**Extracted records:**
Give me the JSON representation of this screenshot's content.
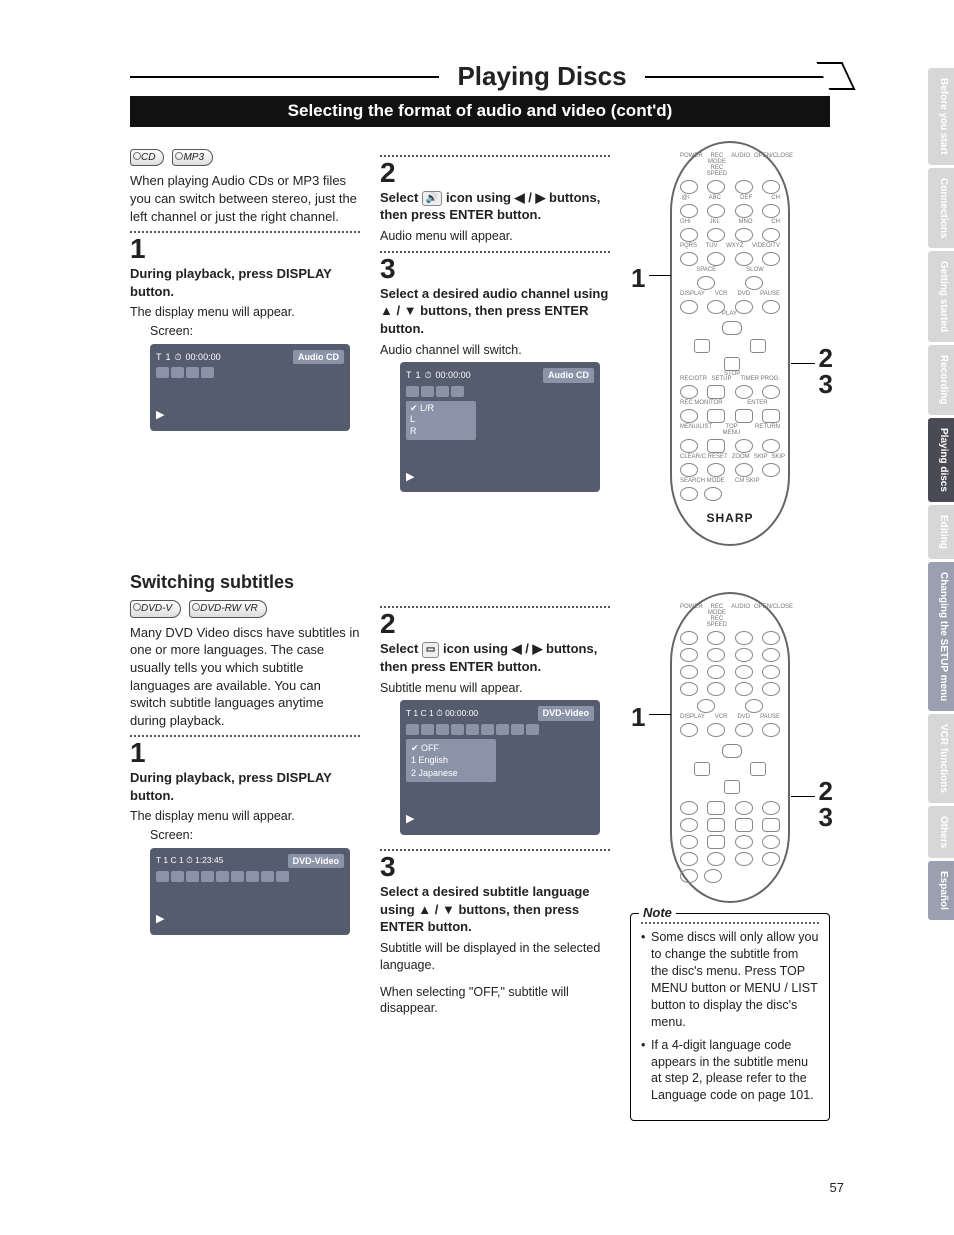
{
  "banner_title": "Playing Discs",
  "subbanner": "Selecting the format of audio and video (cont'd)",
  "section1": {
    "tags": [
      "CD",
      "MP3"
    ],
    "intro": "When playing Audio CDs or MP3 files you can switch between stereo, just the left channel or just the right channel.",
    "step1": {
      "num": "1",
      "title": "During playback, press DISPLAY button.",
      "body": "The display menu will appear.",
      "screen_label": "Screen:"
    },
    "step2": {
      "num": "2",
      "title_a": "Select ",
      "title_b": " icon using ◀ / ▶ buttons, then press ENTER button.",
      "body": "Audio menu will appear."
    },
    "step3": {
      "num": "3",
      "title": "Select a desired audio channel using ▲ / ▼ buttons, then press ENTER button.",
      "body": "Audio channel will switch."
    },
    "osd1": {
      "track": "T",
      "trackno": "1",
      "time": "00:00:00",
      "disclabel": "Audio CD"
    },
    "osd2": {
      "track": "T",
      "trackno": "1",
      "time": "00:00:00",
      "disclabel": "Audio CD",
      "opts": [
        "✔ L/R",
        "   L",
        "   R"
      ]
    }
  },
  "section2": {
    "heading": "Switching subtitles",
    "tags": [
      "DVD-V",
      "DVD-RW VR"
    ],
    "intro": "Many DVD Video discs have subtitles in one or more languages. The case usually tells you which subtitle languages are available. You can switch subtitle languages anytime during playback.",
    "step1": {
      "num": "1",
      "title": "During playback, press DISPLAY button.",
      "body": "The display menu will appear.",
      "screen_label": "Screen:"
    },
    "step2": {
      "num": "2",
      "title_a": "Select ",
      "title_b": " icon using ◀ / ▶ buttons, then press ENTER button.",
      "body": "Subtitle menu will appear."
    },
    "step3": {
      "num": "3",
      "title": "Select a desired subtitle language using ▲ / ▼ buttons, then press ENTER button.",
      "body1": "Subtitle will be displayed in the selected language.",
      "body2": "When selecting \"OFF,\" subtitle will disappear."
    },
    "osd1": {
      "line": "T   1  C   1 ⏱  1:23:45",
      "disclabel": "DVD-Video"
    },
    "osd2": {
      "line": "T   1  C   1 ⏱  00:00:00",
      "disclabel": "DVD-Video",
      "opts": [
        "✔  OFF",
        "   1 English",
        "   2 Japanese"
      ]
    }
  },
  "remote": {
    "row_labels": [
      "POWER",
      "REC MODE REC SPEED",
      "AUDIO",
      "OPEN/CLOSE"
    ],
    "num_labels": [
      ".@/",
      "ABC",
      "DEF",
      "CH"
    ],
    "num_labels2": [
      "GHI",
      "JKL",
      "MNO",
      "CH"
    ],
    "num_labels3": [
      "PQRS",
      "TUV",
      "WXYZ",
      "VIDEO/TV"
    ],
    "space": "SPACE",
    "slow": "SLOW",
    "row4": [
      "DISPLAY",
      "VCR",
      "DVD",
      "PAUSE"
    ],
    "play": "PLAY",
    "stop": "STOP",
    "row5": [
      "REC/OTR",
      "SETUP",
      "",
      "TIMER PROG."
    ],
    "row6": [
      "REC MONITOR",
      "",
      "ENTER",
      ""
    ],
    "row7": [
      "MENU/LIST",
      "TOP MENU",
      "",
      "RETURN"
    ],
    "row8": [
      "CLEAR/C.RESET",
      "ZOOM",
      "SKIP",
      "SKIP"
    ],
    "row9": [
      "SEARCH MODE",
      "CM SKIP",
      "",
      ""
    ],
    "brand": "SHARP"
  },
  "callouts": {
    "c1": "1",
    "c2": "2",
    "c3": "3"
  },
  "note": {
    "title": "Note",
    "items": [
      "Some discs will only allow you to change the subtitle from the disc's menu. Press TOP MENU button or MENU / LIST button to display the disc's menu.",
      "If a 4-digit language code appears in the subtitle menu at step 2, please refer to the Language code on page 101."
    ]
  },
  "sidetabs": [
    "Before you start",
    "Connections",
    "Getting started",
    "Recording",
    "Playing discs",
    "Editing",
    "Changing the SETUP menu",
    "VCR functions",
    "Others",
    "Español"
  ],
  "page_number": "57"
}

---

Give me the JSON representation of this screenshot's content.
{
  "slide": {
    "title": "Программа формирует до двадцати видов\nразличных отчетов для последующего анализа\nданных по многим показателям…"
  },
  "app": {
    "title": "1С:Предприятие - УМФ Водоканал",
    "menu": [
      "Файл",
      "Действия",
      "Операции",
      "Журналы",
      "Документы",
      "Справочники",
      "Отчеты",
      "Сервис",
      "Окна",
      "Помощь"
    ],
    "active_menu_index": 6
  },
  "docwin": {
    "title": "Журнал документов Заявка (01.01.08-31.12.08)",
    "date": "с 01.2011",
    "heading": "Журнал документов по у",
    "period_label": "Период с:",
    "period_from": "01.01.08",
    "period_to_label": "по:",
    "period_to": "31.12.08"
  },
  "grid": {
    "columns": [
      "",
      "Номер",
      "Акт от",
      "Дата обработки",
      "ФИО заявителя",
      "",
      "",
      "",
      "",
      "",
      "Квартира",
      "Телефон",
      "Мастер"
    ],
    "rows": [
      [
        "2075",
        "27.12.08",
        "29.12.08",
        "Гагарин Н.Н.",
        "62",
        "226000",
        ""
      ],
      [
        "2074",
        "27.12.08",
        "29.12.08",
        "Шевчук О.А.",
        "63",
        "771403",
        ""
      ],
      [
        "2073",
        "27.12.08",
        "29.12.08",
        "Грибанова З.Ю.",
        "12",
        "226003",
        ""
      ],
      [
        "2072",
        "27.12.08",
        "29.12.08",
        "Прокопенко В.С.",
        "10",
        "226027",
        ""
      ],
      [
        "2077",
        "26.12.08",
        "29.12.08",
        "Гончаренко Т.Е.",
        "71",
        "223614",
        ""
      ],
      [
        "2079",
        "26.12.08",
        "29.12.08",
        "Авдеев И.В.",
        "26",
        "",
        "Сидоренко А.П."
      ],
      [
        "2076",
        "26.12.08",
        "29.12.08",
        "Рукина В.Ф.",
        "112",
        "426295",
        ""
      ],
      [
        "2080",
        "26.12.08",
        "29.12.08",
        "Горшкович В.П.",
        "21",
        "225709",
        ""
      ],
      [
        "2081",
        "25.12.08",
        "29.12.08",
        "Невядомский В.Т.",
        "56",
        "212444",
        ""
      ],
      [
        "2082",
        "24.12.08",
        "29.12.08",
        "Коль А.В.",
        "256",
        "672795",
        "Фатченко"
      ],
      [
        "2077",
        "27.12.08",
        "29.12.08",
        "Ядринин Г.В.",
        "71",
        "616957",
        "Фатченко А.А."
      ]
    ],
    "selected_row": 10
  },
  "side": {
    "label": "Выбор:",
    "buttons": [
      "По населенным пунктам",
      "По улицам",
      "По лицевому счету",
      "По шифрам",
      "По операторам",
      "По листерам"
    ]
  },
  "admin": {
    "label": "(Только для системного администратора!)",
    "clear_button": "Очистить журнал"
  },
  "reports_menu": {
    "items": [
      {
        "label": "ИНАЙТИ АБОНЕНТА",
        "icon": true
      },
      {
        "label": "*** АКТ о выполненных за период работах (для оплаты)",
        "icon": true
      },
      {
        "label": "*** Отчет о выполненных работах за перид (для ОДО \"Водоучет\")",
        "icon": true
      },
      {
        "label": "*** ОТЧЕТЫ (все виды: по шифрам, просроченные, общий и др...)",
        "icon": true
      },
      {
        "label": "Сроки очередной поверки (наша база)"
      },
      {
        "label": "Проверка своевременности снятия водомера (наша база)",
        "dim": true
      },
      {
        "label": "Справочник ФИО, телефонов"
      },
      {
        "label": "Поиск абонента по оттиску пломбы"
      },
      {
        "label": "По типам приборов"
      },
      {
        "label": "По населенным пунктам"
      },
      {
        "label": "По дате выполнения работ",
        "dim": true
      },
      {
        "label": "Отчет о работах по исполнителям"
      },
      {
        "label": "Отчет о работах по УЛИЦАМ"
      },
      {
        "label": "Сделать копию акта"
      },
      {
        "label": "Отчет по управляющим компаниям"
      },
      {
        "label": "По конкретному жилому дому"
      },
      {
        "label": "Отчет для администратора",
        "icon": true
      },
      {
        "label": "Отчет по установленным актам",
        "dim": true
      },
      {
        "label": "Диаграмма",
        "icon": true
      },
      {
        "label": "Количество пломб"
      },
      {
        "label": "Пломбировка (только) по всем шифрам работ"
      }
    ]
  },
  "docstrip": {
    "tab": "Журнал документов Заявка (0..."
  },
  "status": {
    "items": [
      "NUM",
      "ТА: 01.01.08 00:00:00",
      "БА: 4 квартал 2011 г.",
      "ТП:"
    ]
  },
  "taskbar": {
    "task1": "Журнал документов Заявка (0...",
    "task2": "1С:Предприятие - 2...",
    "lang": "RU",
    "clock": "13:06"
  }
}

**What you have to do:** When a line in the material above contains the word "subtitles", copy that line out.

**Answer section:**
    "heading": "Switching subtitles",
    "intro": "Many DVD Video discs have subtitles in one or more languages. The case usually tells you which subtitle languages are available. You can switch subtitle languages anytime during playback.",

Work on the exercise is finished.